Nicholson narrates and I do my best to follow, staring at the ceiling of my darkened bedroom in Greektown. Outside, sirens wail, children up too late squeal as they chase one another. Train whistles blow, people walking home from the bars speak loudly in languages from Panama to Peloponnisos and Mil begins Chapter One of Book One: Poverty.

“Thirty years ago, Marseilles lay burning in the sun, one day…”

Just 700 pages to go. And provocative enough for me to book a trip to Marseilles (also prominent in J.M.G. Le Clezio’s novel Desert) early next year to see where the story was launched.

“…ships blistered at their moorings; the stones of the quays had not cooled, night or day, for months. Hindoos, Russians, Chinese, Spaniards, Portuguese, Englishmen, Frenchmen, Genoese, Neapolitans, Venetians, Greeks, Turks, descendants from all the builders of Babel, come to trade at Marseilles, sought the shade alike—taking refuge in any hiding-place from a sea too intensely blue to be looked at, and a sky of purple, set with one great flaming jewel of fire …”

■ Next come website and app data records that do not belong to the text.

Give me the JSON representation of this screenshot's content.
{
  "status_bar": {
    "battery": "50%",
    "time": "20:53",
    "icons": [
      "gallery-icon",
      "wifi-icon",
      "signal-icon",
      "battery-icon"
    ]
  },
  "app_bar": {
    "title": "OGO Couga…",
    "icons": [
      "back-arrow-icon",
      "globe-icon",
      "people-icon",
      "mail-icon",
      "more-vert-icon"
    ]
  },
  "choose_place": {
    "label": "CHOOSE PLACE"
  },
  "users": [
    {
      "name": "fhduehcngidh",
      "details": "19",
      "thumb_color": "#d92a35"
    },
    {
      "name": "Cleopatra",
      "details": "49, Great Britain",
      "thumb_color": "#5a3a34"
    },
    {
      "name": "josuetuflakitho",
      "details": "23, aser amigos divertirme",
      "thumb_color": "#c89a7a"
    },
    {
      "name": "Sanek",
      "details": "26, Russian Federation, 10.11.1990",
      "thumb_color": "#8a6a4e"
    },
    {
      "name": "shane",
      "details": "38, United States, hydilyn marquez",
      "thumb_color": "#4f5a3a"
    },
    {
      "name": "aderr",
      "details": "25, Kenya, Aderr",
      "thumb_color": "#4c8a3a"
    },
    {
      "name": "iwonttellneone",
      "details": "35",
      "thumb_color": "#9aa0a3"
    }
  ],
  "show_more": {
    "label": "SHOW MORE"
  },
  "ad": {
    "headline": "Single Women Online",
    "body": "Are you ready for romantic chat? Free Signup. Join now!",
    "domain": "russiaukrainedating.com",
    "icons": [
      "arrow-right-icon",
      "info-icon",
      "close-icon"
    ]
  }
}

With images of flaming jewels on the back of my eyelids, I conjure hazy ideas for my own work, determined to remember them in the morning; doubtful that I will. At the end of the writing day, taking notes is too much work. The day is done.

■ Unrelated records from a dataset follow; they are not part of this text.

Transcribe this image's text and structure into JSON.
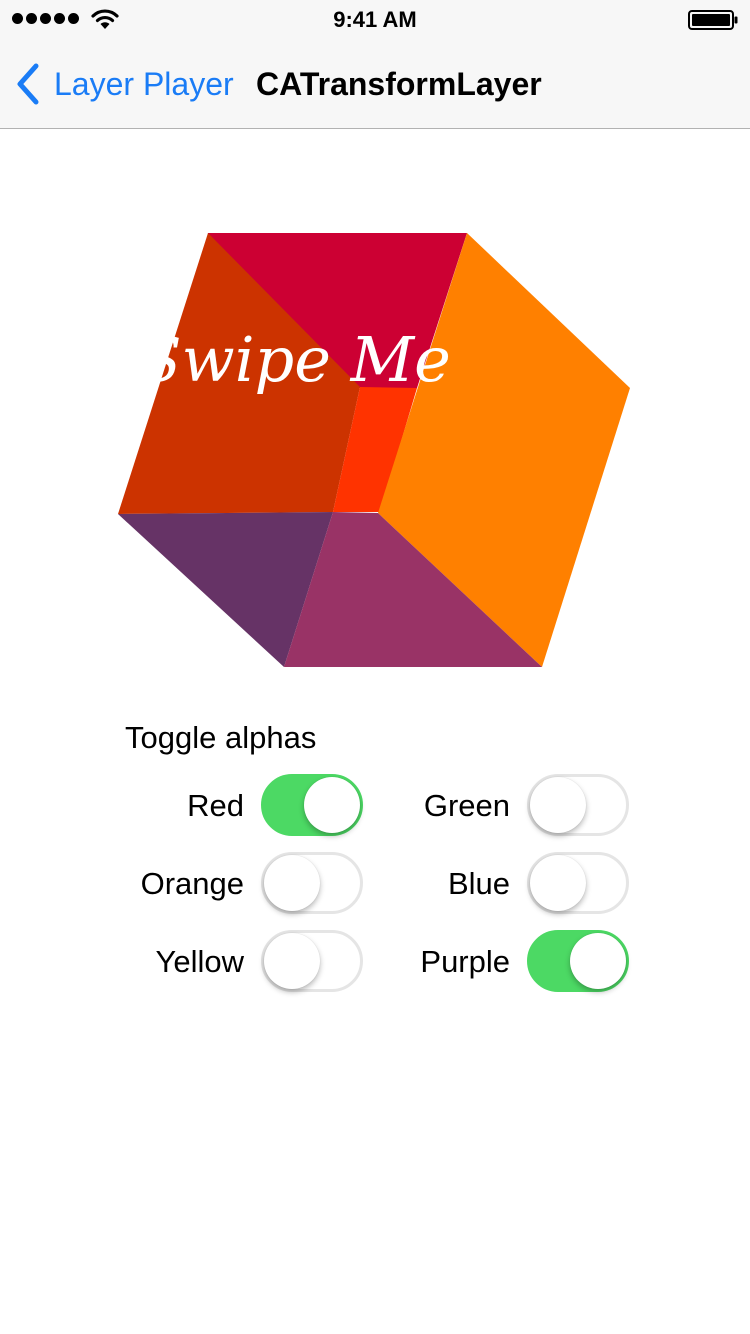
{
  "status_bar": {
    "time": "9:41 AM"
  },
  "nav": {
    "back_label": "Layer Player",
    "title": "CATransformLayer"
  },
  "cube": {
    "label": "Swipe Me",
    "colors": {
      "red": "#cc0033",
      "red_front": "#cc3300",
      "orange": "#ff8000",
      "red_orange": "#ff3300",
      "purple_light": "#993366",
      "purple_dark": "#663366"
    }
  },
  "toggles": {
    "heading": "Toggle alphas",
    "items": [
      {
        "label": "Red",
        "on": true
      },
      {
        "label": "Green",
        "on": false
      },
      {
        "label": "Orange",
        "on": false
      },
      {
        "label": "Blue",
        "on": false
      },
      {
        "label": "Yellow",
        "on": false
      },
      {
        "label": "Purple",
        "on": true
      }
    ],
    "on_color": "#4cd964"
  },
  "accent_color": "#1a7cf6"
}
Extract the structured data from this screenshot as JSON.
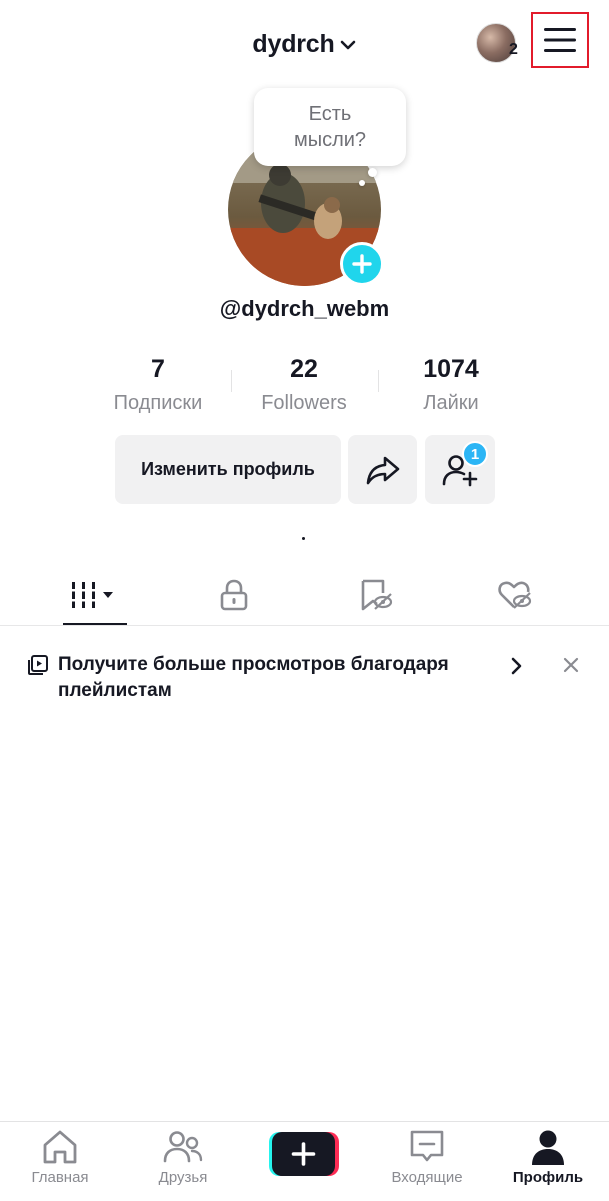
{
  "header": {
    "username": "dydrch",
    "account_count": "2"
  },
  "bubble": {
    "text": "Есть мысли?"
  },
  "profile": {
    "handle": "@dydrch_webm"
  },
  "stats": [
    {
      "value": "7",
      "label": "Подписки"
    },
    {
      "value": "22",
      "label": "Followers"
    },
    {
      "value": "1074",
      "label": "Лайки"
    }
  ],
  "actions": {
    "edit_label": "Изменить профиль",
    "add_friends_badge": "1"
  },
  "playlist_banner": {
    "text": "Получите больше просмотров благодаря плейлистам"
  },
  "bottom_nav": [
    {
      "label": "Главная",
      "icon": "home-icon"
    },
    {
      "label": "Друзья",
      "icon": "friends-icon"
    },
    {
      "label": "",
      "icon": "create-icon"
    },
    {
      "label": "Входящие",
      "icon": "inbox-icon"
    },
    {
      "label": "Профиль",
      "icon": "profile-icon"
    }
  ],
  "colors": {
    "accent": "#20d5ec",
    "badge": "#2bb5f5",
    "highlight_border": "#e21b2b",
    "text": "#161823",
    "muted": "#8a8b91"
  }
}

Set in the 1820s and published as a serial in the 1850s, the complete book was released in 1857, arriving between Hard Times and A Tale of Two Cities. According to a poet/librarian friend, the Baltimore County Public Library has but one copy of Little Dorrit. Last year, it was borrowed four times. This year, not yet.

The county also has a half-dozen copies of various film adaptations. Over the years, the title character – the diminutive Amy Dorrit – has been portrayed by silent film star Joan Morgan in 1920; Anny Ondra in a 1934 German production; Sarah Pickering in a 1987 release and, most recently, Claire Foy in a 2008 adaptation for television.

Amy is born and raised in a debtors’ prison before her family experiences one of Dickens’ classic and improbable life reversals. In the author’s custom of dividing humankind into good and bad, rich and poor, kind and cruel, Amy quietly sparkles as too good to be true.

To find out if her gentle magnanimity is beyond belief (a lesser person would have strangled sister Fannie by chapter three), I consulted a source with almost as much information as Borges’ Library of Babel: Instagram. This came back from a woman named Jess who posts as #dickens.and.docks.

“I think part of why we love Amy is she’s a sort of culmination of so many of Dickens’ other heroines,” said Jess, who did not want to be identified further. “She has the innocence of Little Nell, the purity of Agnes Wickfield, the sweet temper of Biddy, the courage of Esther Summerson, and the moral fortitude of Lizzie Hexam.

“She is self-sacrificing, but manages to be so without seeming too angelically perfect like some of his other heroines. She seems more real somehow, someone who has given up much and suffered for it but has chosen kindness instead of bitterness.”

Little Dorrit bears all the distinctions of Dickens’ better known works, indictments that echo deep in our current moment: The criminalization of the poor (the Marshalsea prison), self-perpetuating bureaucracy (the “circumlocution office”), and a deified humbug at the top of the mercantile heap (Merdle) whose suicide brings ruin from one end of London to the other.

During the recent baseball playoffs and World Series (congratulations Dusty, way to go Trey), public service ads during radio broadcasts promoted workshops on how to be kind. How appalling that we need tutorials in the Golden Rule, a fundamental once learned in the home long before a kid started school.

 Perhaps every American should give a listen to Little Dorrit while drifting off to sleep.

Rafael Alvarez is the author of Don’t Count Me Out: A Baltimore Drug Fiend’s Miraculous Recovery released this year by Cornell University Press. He will be reading from the book at 5pm on Saturday, November 19 at the Ivy Bookshop on Falls Road. Alvarez can be reached via